**PROBLEM TO SOLVE:**
In the copy, include every entry exactly but none of its images.

Excerpts from an interface dataset:
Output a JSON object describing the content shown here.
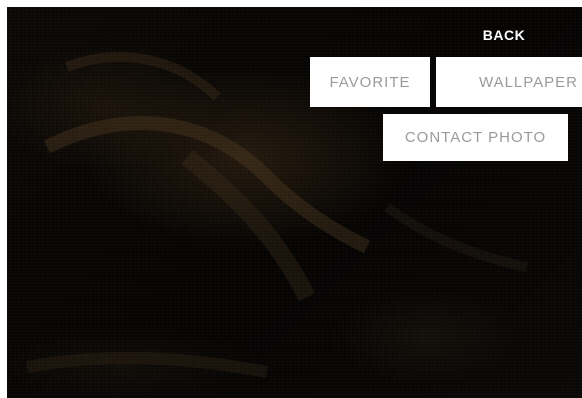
{
  "actions": {
    "back_label": "BACK",
    "favorite_label": "FAVORITE",
    "wallpaper_label": "WALLPAPER",
    "contact_photo_label": "CONTACT PHOTO"
  },
  "colors": {
    "button_bg": "#ffffff",
    "button_text": "#9a9a9a",
    "back_text": "#ffffff",
    "photo_bg": "#050403"
  }
}
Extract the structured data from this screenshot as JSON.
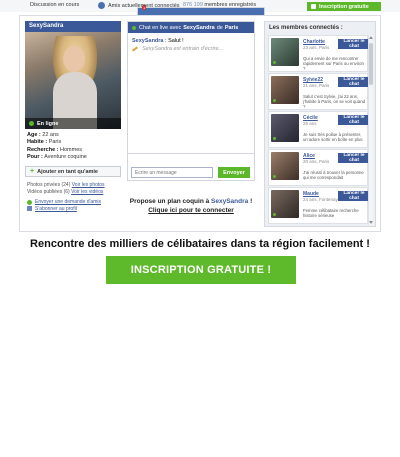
{
  "topbar": {
    "discussion_label": "Discussion en cours",
    "discussion_badge": "1",
    "friends_label": "Amis actuellement connectés",
    "members_count": "876 199",
    "members_label": "membres enregistrés",
    "signup_label": "Inscription gratuite"
  },
  "profile": {
    "username": "SexySandra",
    "status": "En ligne",
    "age_label": "Age :",
    "age": "22 ans",
    "habite_label": "Habite :",
    "habite": "Paris",
    "recherche_label": "Recherche :",
    "recherche": "Hommes",
    "pour_label": "Pour :",
    "pour": "Aventure coquine",
    "fav_button": "Ajouter en tant qu'amie",
    "photos_text": "Photos privées (24)",
    "photos_link": "Voir les photos",
    "videos_text": "Vidéos publiées (6)",
    "videos_link": "Voir les vidéos",
    "link_request": "Envoyer une demande d'amis",
    "link_subscribe": "S'abonner au profil"
  },
  "chat": {
    "head_prefix": "Chat en live avec",
    "head_name": "SexySandra",
    "head_mid": "de",
    "head_city": "Paris",
    "msg_name": "SexySandra",
    "msg_text": ": Salut !",
    "typing": "SexySandra est entrain d'écrire...",
    "input_placeholder": "Ecrire un message",
    "send_label": "Envoyer",
    "under_line1": "Propose un plan coquin à",
    "under_name": "SexySandra",
    "under_line1_end": "!",
    "under_line2": "Clique ici pour te connecter"
  },
  "members": {
    "title": "Les membres connectés :",
    "button_label": "Lancer le chat",
    "items": [
      {
        "name": "Charlotte",
        "info": "23 ans, Paris",
        "msg": "Qui a envie de me rencontrer rapidement sur Paris ou environ ?"
      },
      {
        "name": "Sylvie22",
        "info": "21 ans, Paris",
        "msg": "Salut c'est Sylvie, j'ai 22 ans, j'habite à Paris, on se voit quand ?"
      },
      {
        "name": "Cécile",
        "info": "25 ans",
        "msg": "Je suis très poilue à présenter, un adore sortir en boîte en plus"
      },
      {
        "name": "Alice",
        "info": "20 ans, Paris",
        "msg": "J'ai réussi à trouver la personne qui me correspondait"
      },
      {
        "name": "Maude",
        "info": "24 ans, Fontenay-s...",
        "msg": "Femme célibataire recherche histoire sérieuse"
      }
    ]
  },
  "page": {
    "tagline": "Rencontre des milliers de célibataires dans ta région facilement !",
    "cta_label": "INSCRIPTION GRATUITE !"
  },
  "colors": {
    "brand_blue": "#3b5998",
    "accent_green": "#5cb82a"
  }
}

**RESULT FOR THIS TASK:**
Output a JSON object describing the content shown here.
{
  "actions": {
    "back_label": "BACK",
    "favorite_label": "FAVORITE",
    "wallpaper_label": "WALLPAPER",
    "contact_photo_label": "CONTACT PHOTO"
  },
  "colors": {
    "button_bg": "#ffffff",
    "button_text": "#9a9a9a",
    "back_text": "#ffffff",
    "photo_bg": "#050403"
  }
}
Extract the structured data from this screenshot as JSON.
{
  "topbar": {
    "discussion_label": "Discussion en cours",
    "discussion_badge": "1",
    "friends_label": "Amis actuellement connectés",
    "members_count": "876 199",
    "members_label": "membres enregistrés",
    "signup_label": "Inscription gratuite"
  },
  "profile": {
    "username": "SexySandra",
    "status": "En ligne",
    "age_label": "Age :",
    "age": "22 ans",
    "habite_label": "Habite :",
    "habite": "Paris",
    "recherche_label": "Recherche :",
    "recherche": "Hommes",
    "pour_label": "Pour :",
    "pour": "Aventure coquine",
    "fav_button": "Ajouter en tant qu'amie",
    "photos_text": "Photos privées (24)",
    "photos_link": "Voir les photos",
    "videos_text": "Vidéos publiées (6)",
    "videos_link": "Voir les vidéos",
    "link_request": "Envoyer une demande d'amis",
    "link_subscribe": "S'abonner au profil"
  },
  "chat": {
    "head_prefix": "Chat en live avec",
    "head_name": "SexySandra",
    "head_mid": "de",
    "head_city": "Paris",
    "msg_name": "SexySandra",
    "msg_text": ": Salut !",
    "typing": "SexySandra est entrain d'écrire...",
    "input_placeholder": "Ecrire un message",
    "send_label": "Envoyer",
    "under_line1": "Propose un plan coquin à",
    "under_name": "SexySandra",
    "under_line1_end": "!",
    "under_line2": "Clique ici pour te connecter"
  },
  "members": {
    "title": "Les membres connectés :",
    "button_label": "Lancer le chat",
    "items": [
      {
        "name": "Charlotte",
        "info": "23 ans, Paris",
        "msg": "Qui a envie de me rencontrer rapidement sur Paris ou environ ?"
      },
      {
        "name": "Sylvie22",
        "info": "21 ans, Paris",
        "msg": "Salut c'est Sylvie, j'ai 22 ans, j'habite à Paris, on se voit quand ?"
      },
      {
        "name": "Cécile",
        "info": "25 ans",
        "msg": "Je suis très poilue à présenter, un adore sortir en boîte en plus"
      },
      {
        "name": "Alice",
        "info": "20 ans, Paris",
        "msg": "J'ai réussi à trouver la personne qui me correspondait"
      },
      {
        "name": "Maude",
        "info": "24 ans, Fontenay-s...",
        "msg": "Femme célibataire recherche histoire sérieuse"
      }
    ]
  },
  "page": {
    "tagline": "Rencontre des milliers de célibataires dans ta région facilement !",
    "cta_label": "INSCRIPTION GRATUITE !"
  },
  "colors": {
    "brand_blue": "#3b5998",
    "accent_green": "#5cb82a"
  }
}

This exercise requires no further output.